◆ **Listed entries**:
★ ★ ★ ★
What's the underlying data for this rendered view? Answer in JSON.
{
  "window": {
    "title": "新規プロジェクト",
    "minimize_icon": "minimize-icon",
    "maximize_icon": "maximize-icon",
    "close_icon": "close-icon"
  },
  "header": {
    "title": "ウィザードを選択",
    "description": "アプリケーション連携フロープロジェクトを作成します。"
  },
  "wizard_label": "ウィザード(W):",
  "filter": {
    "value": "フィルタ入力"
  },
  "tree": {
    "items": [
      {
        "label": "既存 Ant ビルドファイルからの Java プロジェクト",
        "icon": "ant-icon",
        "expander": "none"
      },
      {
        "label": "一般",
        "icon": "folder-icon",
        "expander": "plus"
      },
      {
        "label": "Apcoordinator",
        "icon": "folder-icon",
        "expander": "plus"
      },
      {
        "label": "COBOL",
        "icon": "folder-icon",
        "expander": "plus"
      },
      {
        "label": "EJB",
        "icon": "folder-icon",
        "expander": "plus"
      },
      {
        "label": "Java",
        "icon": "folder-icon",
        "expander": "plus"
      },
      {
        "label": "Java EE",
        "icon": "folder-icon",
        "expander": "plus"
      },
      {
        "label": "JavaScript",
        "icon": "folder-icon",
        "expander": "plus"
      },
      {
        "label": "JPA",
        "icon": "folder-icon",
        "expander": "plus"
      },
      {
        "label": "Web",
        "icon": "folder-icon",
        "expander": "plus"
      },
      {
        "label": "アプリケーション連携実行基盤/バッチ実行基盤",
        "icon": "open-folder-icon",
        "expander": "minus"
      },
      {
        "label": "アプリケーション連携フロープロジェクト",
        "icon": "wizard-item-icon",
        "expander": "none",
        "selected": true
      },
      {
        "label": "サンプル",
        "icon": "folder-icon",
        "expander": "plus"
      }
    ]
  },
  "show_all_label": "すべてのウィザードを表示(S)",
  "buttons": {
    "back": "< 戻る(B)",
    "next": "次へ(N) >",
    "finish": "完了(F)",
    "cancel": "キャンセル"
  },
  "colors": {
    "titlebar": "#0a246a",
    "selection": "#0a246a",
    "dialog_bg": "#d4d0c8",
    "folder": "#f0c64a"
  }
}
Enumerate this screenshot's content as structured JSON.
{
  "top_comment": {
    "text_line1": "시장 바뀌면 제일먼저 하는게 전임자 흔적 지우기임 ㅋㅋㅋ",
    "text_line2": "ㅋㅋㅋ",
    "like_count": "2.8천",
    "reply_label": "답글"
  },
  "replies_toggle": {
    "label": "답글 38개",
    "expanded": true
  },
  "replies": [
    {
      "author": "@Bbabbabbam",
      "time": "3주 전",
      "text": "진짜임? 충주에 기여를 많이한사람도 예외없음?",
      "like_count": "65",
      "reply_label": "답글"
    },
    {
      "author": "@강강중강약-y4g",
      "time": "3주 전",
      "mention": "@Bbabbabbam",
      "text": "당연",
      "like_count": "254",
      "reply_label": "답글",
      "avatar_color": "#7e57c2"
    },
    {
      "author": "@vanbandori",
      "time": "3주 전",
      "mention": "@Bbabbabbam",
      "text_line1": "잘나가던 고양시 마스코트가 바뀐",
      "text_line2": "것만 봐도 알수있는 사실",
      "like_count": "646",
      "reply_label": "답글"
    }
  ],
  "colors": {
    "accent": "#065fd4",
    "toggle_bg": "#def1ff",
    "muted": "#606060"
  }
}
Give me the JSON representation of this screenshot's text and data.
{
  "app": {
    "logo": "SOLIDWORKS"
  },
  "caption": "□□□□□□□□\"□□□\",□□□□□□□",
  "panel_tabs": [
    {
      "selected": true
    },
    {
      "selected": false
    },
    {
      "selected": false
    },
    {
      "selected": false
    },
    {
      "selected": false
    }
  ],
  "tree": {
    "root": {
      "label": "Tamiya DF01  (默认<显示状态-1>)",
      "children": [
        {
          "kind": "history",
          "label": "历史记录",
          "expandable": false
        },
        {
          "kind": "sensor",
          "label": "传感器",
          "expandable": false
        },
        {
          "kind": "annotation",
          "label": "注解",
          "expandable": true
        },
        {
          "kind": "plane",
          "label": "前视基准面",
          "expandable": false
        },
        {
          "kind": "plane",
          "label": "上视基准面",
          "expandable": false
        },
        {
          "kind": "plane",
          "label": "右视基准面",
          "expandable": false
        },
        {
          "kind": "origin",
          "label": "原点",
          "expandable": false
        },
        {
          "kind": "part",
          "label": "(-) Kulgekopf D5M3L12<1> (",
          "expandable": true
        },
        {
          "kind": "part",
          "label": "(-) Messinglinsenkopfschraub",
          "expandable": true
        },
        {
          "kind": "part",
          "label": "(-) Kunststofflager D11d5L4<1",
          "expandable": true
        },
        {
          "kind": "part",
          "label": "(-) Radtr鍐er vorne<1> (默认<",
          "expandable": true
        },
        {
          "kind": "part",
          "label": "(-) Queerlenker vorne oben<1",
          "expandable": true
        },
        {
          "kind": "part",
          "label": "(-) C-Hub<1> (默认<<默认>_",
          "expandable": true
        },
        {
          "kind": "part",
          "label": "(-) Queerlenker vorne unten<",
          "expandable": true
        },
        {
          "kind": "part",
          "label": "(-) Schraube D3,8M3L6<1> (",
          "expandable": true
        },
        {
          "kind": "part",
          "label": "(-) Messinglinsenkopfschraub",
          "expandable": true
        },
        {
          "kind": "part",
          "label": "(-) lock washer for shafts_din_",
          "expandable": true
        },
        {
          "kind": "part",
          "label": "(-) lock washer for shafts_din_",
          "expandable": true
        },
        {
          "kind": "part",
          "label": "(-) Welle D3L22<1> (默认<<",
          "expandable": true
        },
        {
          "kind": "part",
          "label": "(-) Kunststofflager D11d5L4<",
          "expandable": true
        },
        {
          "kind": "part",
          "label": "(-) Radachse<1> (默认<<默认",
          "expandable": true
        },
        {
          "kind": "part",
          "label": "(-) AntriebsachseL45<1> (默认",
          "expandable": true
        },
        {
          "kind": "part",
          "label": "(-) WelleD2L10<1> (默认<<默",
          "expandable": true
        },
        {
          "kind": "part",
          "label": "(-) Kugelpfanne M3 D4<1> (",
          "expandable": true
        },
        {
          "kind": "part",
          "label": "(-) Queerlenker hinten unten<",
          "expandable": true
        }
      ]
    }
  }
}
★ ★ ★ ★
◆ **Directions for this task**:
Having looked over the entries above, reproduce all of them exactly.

◆ **Solution to the exercise**:
What's the underlying data for this rendered view? Answer in JSON.
{
  "window": {
    "title": "新規プロジェクト",
    "minimize_icon": "minimize-icon",
    "maximize_icon": "maximize-icon",
    "close_icon": "close-icon"
  },
  "header": {
    "title": "ウィザードを選択",
    "description": "アプリケーション連携フロープロジェクトを作成します。"
  },
  "wizard_label": "ウィザード(W):",
  "filter": {
    "value": "フィルタ入力"
  },
  "tree": {
    "items": [
      {
        "label": "既存 Ant ビルドファイルからの Java プロジェクト",
        "icon": "ant-icon",
        "expander": "none"
      },
      {
        "label": "一般",
        "icon": "folder-icon",
        "expander": "plus"
      },
      {
        "label": "Apcoordinator",
        "icon": "folder-icon",
        "expander": "plus"
      },
      {
        "label": "COBOL",
        "icon": "folder-icon",
        "expander": "plus"
      },
      {
        "label": "EJB",
        "icon": "folder-icon",
        "expander": "plus"
      },
      {
        "label": "Java",
        "icon": "folder-icon",
        "expander": "plus"
      },
      {
        "label": "Java EE",
        "icon": "folder-icon",
        "expander": "plus"
      },
      {
        "label": "JavaScript",
        "icon": "folder-icon",
        "expander": "plus"
      },
      {
        "label": "JPA",
        "icon": "folder-icon",
        "expander": "plus"
      },
      {
        "label": "Web",
        "icon": "folder-icon",
        "expander": "plus"
      },
      {
        "label": "アプリケーション連携実行基盤/バッチ実行基盤",
        "icon": "open-folder-icon",
        "expander": "minus"
      },
      {
        "label": "アプリケーション連携フロープロジェクト",
        "icon": "wizard-item-icon",
        "expander": "none",
        "selected": true
      },
      {
        "label": "サンプル",
        "icon": "folder-icon",
        "expander": "plus"
      }
    ]
  },
  "show_all_label": "すべてのウィザードを表示(S)",
  "buttons": {
    "back": "< 戻る(B)",
    "next": "次へ(N) >",
    "finish": "完了(F)",
    "cancel": "キャンセル"
  },
  "colors": {
    "titlebar": "#0a246a",
    "selection": "#0a246a",
    "dialog_bg": "#d4d0c8",
    "folder": "#f0c64a"
  }
}
Enumerate this screenshot's content as structured JSON.
{
  "top_comment": {
    "text_line1": "시장 바뀌면 제일먼저 하는게 전임자 흔적 지우기임 ㅋㅋㅋ",
    "text_line2": "ㅋㅋㅋ",
    "like_count": "2.8천",
    "reply_label": "답글"
  },
  "replies_toggle": {
    "label": "답글 38개",
    "expanded": true
  },
  "replies": [
    {
      "author": "@Bbabbabbam",
      "time": "3주 전",
      "text": "진짜임? 충주에 기여를 많이한사람도 예외없음?",
      "like_count": "65",
      "reply_label": "답글"
    },
    {
      "author": "@강강중강약-y4g",
      "time": "3주 전",
      "mention": "@Bbabbabbam",
      "text": "당연",
      "like_count": "254",
      "reply_label": "답글",
      "avatar_color": "#7e57c2"
    },
    {
      "author": "@vanbandori",
      "time": "3주 전",
      "mention": "@Bbabbabbam",
      "text_line1": "잘나가던 고양시 마스코트가 바뀐",
      "text_line2": "것만 봐도 알수있는 사실",
      "like_count": "646",
      "reply_label": "답글"
    }
  ],
  "colors": {
    "accent": "#065fd4",
    "toggle_bg": "#def1ff",
    "muted": "#606060"
  }
}
Give me the JSON representation of this screenshot's text and data.
{
  "app": {
    "logo": "SOLIDWORKS"
  },
  "caption": "□□□□□□□□\"□□□\",□□□□□□□",
  "panel_tabs": [
    {
      "selected": true
    },
    {
      "selected": false
    },
    {
      "selected": false
    },
    {
      "selected": false
    },
    {
      "selected": false
    }
  ],
  "tree": {
    "root": {
      "label": "Tamiya DF01  (默认<显示状态-1>)",
      "children": [
        {
          "kind": "history",
          "label": "历史记录",
          "expandable": false
        },
        {
          "kind": "sensor",
          "label": "传感器",
          "expandable": false
        },
        {
          "kind": "annotation",
          "label": "注解",
          "expandable": true
        },
        {
          "kind": "plane",
          "label": "前视基准面",
          "expandable": false
        },
        {
          "kind": "plane",
          "label": "上视基准面",
          "expandable": false
        },
        {
          "kind": "plane",
          "label": "右视基准面",
          "expandable": false
        },
        {
          "kind": "origin",
          "label": "原点",
          "expandable": false
        },
        {
          "kind": "part",
          "label": "(-) Kulgekopf D5M3L12<1> (",
          "expandable": true
        },
        {
          "kind": "part",
          "label": "(-) Messinglinsenkopfschraub",
          "expandable": true
        },
        {
          "kind": "part",
          "label": "(-) Kunststofflager D11d5L4<1",
          "expandable": true
        },
        {
          "kind": "part",
          "label": "(-) Radtr鍐er vorne<1> (默认<",
          "expandable": true
        },
        {
          "kind": "part",
          "label": "(-) Queerlenker vorne oben<1",
          "expandable": true
        },
        {
          "kind": "part",
          "label": "(-) C-Hub<1> (默认<<默认>_",
          "expandable": true
        },
        {
          "kind": "part",
          "label": "(-) Queerlenker vorne unten<",
          "expandable": true
        },
        {
          "kind": "part",
          "label": "(-) Schraube D3,8M3L6<1> (",
          "expandable": true
        },
        {
          "kind": "part",
          "label": "(-) Messinglinsenkopfschraub",
          "expandable": true
        },
        {
          "kind": "part",
          "label": "(-) lock washer for shafts_din_",
          "expandable": true
        },
        {
          "kind": "part",
          "label": "(-) lock washer for shafts_din_",
          "expandable": true
        },
        {
          "kind": "part",
          "label": "(-) Welle D3L22<1> (默认<<",
          "expandable": true
        },
        {
          "kind": "part",
          "label": "(-) Kunststofflager D11d5L4<",
          "expandable": true
        },
        {
          "kind": "part",
          "label": "(-) Radachse<1> (默认<<默认",
          "expandable": true
        },
        {
          "kind": "part",
          "label": "(-) AntriebsachseL45<1> (默认",
          "expandable": true
        },
        {
          "kind": "part",
          "label": "(-) WelleD2L10<1> (默认<<默",
          "expandable": true
        },
        {
          "kind": "part",
          "label": "(-) Kugelpfanne M3 D4<1> (",
          "expandable": true
        },
        {
          "kind": "part",
          "label": "(-) Queerlenker hinten unten<",
          "expandable": true
        }
      ]
    }
  }
}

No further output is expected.